Excerpts from an interface dataset |
──────
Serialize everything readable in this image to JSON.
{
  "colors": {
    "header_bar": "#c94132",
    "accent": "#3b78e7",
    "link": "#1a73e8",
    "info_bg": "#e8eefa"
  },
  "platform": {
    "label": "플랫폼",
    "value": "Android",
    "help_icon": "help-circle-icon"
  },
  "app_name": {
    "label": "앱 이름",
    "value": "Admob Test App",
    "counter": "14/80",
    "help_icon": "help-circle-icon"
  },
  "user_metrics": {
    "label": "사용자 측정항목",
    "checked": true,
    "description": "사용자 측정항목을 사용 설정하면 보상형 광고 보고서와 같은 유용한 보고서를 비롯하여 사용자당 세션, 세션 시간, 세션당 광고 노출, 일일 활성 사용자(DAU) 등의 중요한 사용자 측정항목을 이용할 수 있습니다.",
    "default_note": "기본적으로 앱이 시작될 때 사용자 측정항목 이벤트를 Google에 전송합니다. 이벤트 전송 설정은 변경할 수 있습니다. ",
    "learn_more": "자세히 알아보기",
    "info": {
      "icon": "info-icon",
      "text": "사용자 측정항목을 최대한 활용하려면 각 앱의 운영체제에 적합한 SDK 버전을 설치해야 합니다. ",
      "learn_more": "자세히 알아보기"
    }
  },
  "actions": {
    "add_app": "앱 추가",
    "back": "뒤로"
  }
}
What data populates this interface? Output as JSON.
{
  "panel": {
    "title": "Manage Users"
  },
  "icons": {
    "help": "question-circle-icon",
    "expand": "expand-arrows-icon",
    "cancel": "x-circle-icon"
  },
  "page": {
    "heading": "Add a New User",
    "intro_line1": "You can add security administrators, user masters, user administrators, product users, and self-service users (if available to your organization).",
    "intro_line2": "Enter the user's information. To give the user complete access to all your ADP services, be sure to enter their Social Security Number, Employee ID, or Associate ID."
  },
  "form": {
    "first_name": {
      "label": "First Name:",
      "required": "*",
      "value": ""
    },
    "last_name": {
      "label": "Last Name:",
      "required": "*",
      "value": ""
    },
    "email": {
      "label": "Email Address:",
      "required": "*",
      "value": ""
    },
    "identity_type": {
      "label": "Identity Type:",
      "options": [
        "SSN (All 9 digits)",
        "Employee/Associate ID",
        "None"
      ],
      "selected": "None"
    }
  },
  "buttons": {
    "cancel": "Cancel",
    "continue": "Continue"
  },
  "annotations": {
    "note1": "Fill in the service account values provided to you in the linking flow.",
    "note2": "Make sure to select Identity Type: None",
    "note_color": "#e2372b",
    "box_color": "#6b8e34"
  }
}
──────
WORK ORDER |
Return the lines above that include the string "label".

WRITTEN ANSWER |
    "label": "플랫폼",
    "label": "앱 이름",
    "label": "사용자 측정항목",
      "label": "First Name:",
      "label": "Last Name:",
      "label": "Email Address:",
      "label": "Identity Type:",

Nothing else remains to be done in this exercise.